Where a line contains the word "file", copy that line from the records below.

## Supplied material
.....
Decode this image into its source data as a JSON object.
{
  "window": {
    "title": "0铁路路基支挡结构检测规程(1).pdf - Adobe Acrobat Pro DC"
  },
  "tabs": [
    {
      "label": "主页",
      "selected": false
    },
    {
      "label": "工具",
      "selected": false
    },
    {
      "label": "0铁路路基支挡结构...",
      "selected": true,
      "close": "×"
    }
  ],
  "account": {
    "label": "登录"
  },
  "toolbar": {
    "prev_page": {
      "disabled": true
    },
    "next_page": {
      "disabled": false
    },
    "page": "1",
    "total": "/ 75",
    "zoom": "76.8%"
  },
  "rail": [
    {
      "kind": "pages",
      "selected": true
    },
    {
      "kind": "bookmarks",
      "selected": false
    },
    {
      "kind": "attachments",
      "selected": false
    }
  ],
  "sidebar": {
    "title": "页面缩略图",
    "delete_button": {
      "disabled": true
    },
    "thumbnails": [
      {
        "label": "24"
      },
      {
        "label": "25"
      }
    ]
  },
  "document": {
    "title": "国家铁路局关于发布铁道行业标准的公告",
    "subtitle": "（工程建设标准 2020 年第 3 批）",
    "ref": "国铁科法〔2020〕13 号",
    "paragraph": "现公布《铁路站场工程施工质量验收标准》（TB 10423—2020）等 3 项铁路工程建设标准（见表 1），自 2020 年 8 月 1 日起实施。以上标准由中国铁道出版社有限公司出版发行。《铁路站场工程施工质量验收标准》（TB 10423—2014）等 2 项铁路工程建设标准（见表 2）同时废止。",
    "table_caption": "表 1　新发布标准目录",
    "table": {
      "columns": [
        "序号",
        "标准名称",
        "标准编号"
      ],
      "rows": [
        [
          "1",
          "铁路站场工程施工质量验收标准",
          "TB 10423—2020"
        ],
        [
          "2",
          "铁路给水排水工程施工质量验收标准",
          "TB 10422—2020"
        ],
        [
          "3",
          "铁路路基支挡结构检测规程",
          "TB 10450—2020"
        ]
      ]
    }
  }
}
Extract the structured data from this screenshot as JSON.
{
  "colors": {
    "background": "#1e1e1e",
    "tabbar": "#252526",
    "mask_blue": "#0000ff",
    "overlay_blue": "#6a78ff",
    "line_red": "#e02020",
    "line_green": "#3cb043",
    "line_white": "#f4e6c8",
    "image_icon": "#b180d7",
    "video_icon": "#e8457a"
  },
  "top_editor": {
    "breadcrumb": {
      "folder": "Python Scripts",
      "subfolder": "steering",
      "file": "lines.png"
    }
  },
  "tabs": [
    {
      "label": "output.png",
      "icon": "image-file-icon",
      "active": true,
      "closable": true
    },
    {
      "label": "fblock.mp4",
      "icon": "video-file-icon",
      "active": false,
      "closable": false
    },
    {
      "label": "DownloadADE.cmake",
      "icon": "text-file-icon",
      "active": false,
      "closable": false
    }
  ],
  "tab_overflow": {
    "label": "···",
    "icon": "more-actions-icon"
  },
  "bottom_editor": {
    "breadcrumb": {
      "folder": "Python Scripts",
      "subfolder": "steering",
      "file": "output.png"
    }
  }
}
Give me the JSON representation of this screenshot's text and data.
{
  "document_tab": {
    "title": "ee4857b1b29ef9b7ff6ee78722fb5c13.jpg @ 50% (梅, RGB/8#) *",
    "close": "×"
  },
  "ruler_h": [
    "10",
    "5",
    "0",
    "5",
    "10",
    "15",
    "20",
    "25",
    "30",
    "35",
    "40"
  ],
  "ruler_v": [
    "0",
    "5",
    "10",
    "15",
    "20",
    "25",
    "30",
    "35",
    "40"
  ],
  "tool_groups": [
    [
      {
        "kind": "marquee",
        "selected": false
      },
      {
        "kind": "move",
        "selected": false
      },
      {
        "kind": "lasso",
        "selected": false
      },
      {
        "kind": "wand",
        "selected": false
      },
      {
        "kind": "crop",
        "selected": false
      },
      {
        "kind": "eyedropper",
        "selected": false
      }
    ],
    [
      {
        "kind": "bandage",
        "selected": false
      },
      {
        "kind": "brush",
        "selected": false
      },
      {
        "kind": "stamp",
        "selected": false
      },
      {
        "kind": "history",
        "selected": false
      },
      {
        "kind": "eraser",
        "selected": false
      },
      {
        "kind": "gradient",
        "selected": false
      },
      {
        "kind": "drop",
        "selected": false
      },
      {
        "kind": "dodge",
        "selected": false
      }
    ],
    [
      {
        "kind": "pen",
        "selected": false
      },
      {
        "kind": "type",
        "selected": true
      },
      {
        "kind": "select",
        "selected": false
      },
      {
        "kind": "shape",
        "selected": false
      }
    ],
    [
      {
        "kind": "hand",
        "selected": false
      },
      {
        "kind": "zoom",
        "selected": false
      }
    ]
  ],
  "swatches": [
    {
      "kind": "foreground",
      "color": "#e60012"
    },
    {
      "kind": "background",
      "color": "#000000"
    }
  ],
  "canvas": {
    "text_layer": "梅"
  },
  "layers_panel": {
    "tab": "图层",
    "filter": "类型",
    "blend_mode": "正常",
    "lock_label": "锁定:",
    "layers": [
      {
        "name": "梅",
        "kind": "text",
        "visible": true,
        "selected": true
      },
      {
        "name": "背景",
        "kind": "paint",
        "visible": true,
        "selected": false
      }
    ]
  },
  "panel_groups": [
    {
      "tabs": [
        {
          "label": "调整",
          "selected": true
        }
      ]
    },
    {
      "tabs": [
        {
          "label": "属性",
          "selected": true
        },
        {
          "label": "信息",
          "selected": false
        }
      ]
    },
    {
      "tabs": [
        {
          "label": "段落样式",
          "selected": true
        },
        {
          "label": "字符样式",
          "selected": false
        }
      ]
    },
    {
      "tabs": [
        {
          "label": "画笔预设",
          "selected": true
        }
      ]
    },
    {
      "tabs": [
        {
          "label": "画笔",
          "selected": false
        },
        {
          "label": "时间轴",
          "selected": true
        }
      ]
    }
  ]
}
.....
## Written response
      "file": "lines.png"
      "icon": "image-file-icon",
      "icon": "video-file-icon",
      "icon": "text-file-icon",
      "file": "output.png"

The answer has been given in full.